Throughout the last 10-12 years I have been many times the recipient of Amish friendship bread starters. Maybe you've seen them? Gallon-sized ziploc bags of gooey, whitish stuff, each accompanied by a sheet of paper (plain or fancy) with directions on what to do with this, uh, glop. Ten days of directions before you can even bake the glop and eat it. What friend, first off, would make you wait ten days for anything?

Ten or so years ago I didn't know much about sourdough starters and breads and such so when I received my first bag of Amish friendship bread starter I was quite skeptical about why I'd want to eat something that had been fermenting for several days. I had even more reason to be skeptical because I received that first bag from my sister-in-law. I have to admit, I questioned her motives. (That bag ended up in the garbage; thankfully my relationship with my sister-in-law did not).

I have to say that I do love the directions that accompany the bag, most days you're just supposed to mush the bag. What a fun word, "mush." I guess "mash" or "smoosh" or "squish" just sounded too violent and in order to keep us friends from pounding the poor bag to death, we are instructed to "mush" the bag.

On day 5 you add flour, sugar, and milk. Then, you get to mush some more. Well, when you get to day 10 is when you discover that you have to have friends in order to keep the starter going. After adding more flour, sugar, and milk, then you have to divide up the mixture into four parts: 1 to bake your bread, and 3 to give away (you can save one of those for yourself if you feel like keeping up on the mushing). I think I've received the Amish friendship bread starter six or seven times and that means I should have passed it on to anywhere from 12-21 friends (depending on if I kept some for myself); I think I've given it to two friends total. I actually do have more than two friends, I just seemed to have kept forgetting to bring a bag of glop to someone and the bags ended up sitting on the countertop going unmushed for days. Into the garbage they went.

The few times that I've actually taken the time to bake my remaining portion have been tastily rewarded. To the glop you end up adding: vegetable oil, sugar, flour, baking powder, baking soda, eggs, milk, a small box of vanilla pudding mix, cinnamon, and salt. The bread is soft with a flaky, chewy cinnamony crust.

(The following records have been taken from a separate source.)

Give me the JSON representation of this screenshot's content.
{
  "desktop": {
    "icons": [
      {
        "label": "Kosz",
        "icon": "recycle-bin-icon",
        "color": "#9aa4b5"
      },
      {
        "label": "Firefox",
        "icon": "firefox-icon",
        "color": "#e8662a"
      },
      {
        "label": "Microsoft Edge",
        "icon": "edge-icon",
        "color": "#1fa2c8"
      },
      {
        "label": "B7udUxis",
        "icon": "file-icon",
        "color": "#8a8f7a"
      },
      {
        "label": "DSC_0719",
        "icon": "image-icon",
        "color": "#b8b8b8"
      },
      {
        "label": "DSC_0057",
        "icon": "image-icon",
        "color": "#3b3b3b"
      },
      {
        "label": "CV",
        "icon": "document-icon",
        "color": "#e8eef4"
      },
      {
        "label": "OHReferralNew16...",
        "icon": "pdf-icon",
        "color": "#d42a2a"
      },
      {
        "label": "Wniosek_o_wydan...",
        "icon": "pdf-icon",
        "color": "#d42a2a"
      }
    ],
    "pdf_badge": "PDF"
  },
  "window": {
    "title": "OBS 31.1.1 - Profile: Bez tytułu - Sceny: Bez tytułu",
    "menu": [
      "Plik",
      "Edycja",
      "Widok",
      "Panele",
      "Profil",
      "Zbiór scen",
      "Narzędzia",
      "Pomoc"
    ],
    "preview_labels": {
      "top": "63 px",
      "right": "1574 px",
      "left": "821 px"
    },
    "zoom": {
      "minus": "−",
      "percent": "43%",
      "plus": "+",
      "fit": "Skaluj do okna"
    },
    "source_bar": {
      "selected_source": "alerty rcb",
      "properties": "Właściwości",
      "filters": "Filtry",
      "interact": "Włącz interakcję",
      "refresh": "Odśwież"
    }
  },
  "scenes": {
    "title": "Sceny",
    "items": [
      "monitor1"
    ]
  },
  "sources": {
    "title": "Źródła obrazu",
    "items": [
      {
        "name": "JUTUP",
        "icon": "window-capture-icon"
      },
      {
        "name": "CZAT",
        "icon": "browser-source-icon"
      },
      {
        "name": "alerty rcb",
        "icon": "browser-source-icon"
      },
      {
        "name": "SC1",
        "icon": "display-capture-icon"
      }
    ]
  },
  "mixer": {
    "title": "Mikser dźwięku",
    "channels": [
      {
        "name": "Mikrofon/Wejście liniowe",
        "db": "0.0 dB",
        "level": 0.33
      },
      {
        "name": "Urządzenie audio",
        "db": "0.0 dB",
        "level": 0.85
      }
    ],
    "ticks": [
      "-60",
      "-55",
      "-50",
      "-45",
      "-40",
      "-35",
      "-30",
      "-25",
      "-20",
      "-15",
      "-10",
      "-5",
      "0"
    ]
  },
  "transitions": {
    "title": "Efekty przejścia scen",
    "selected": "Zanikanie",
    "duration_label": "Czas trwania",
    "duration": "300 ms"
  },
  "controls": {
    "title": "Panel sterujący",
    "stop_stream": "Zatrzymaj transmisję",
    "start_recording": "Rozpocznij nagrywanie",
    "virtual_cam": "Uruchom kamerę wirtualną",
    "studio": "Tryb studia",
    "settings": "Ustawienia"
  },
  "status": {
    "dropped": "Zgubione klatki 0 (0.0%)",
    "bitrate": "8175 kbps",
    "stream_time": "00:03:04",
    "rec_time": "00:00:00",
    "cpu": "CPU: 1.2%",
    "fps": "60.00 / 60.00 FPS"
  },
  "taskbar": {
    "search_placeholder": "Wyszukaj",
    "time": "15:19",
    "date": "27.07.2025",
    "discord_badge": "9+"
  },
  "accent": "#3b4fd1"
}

The puzzler is, what kind of Amish did this starter come from that they would include a box of vanilla pudding mix in the recipe? What Amish people have boxes of vanilla pudding mix? Maybe that's the equivalent of a junkie in jail, paying off a guard to get him some drugs. [Amish person to tourist] "Psst, you brother. Come hither. Whilst thou hastily run up yonder road to the nearest grocer and fetch me a box of vanilla pudding mix?"

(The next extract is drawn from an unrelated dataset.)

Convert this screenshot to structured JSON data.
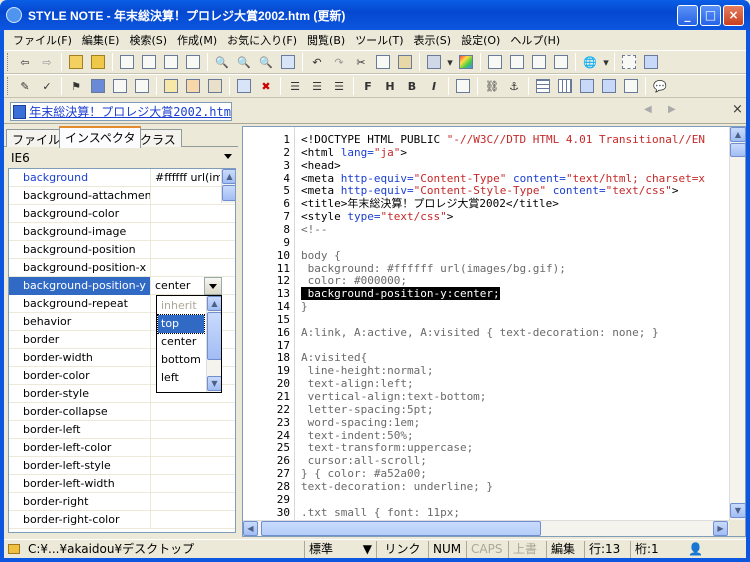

With the three extra bags that you must pass off to people to keep the starters (and the friendships?) alive, I can't help but compare this to the other fun things we pass off to friends, like colds and other illnesses. You know, I catch a cold, "Great, now I'm stuck with this!" I get a bag of glop, "Great, now I'm stuck with this!" Hey, that's what friends are for!

Well, if you ever have the privelege of receiving an Amish friendship bread starter I hope you have a fun time mushing it, possibly baking it, and possibly sharing it. Spread the love (and the mushing!)


ldsjaneite said...

:-) "Mush" Maybe that's why Mom wanted to drive the sled dogs.

Alanna said...

Yah! I'm so glad you started a blog! You have made me feel so much better about the one bag of "glop" I received that ended up in the garbage. It's hard to think about it everyday...especially since the days that you are supposed to finally start actually doing something significant begin about the time the bag has blended in with the countertop in your mind's eye! I am sooo with you--though I would like to actually try eating a finished product one day!